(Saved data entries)

☆ ☆ ☆ ☆ ☆ ☆ ☆

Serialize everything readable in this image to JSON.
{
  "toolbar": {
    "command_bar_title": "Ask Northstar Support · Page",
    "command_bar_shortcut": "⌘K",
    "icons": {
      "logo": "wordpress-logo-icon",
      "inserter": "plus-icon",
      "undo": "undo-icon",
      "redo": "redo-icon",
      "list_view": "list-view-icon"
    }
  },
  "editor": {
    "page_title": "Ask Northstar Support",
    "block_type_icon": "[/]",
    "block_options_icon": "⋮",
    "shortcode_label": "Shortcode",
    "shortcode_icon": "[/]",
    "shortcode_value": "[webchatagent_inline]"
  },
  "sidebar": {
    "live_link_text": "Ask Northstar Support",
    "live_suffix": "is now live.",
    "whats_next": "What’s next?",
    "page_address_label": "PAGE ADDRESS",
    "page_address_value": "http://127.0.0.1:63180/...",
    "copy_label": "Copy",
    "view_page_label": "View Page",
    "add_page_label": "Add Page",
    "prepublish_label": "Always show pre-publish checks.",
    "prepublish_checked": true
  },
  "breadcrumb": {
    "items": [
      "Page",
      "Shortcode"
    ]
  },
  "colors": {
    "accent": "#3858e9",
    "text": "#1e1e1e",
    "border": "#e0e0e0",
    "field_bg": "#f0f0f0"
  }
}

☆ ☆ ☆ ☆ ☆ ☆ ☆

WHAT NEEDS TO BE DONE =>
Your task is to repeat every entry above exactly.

EXERCISE OUTPUT =>
Serialize everything readable in this image to JSON.
{
  "toolbar": {
    "command_bar_title": "Ask Northstar Support · Page",
    "command_bar_shortcut": "⌘K",
    "icons": {
      "logo": "wordpress-logo-icon",
      "inserter": "plus-icon",
      "undo": "undo-icon",
      "redo": "redo-icon",
      "list_view": "list-view-icon"
    }
  },
  "editor": {
    "page_title": "Ask Northstar Support",
    "block_type_icon": "[/]",
    "block_options_icon": "⋮",
    "shortcode_label": "Shortcode",
    "shortcode_icon": "[/]",
    "shortcode_value": "[webchatagent_inline]"
  },
  "sidebar": {
    "live_link_text": "Ask Northstar Support",
    "live_suffix": "is now live.",
    "whats_next": "What’s next?",
    "page_address_label": "PAGE ADDRESS",
    "page_address_value": "http://127.0.0.1:63180/...",
    "copy_label": "Copy",
    "view_page_label": "View Page",
    "add_page_label": "Add Page",
    "prepublish_label": "Always show pre-publish checks.",
    "prepublish_checked": true
  },
  "breadcrumb": {
    "items": [
      "Page",
      "Shortcode"
    ]
  },
  "colors": {
    "accent": "#3858e9",
    "text": "#1e1e1e",
    "border": "#e0e0e0",
    "field_bg": "#f0f0f0"
  }
}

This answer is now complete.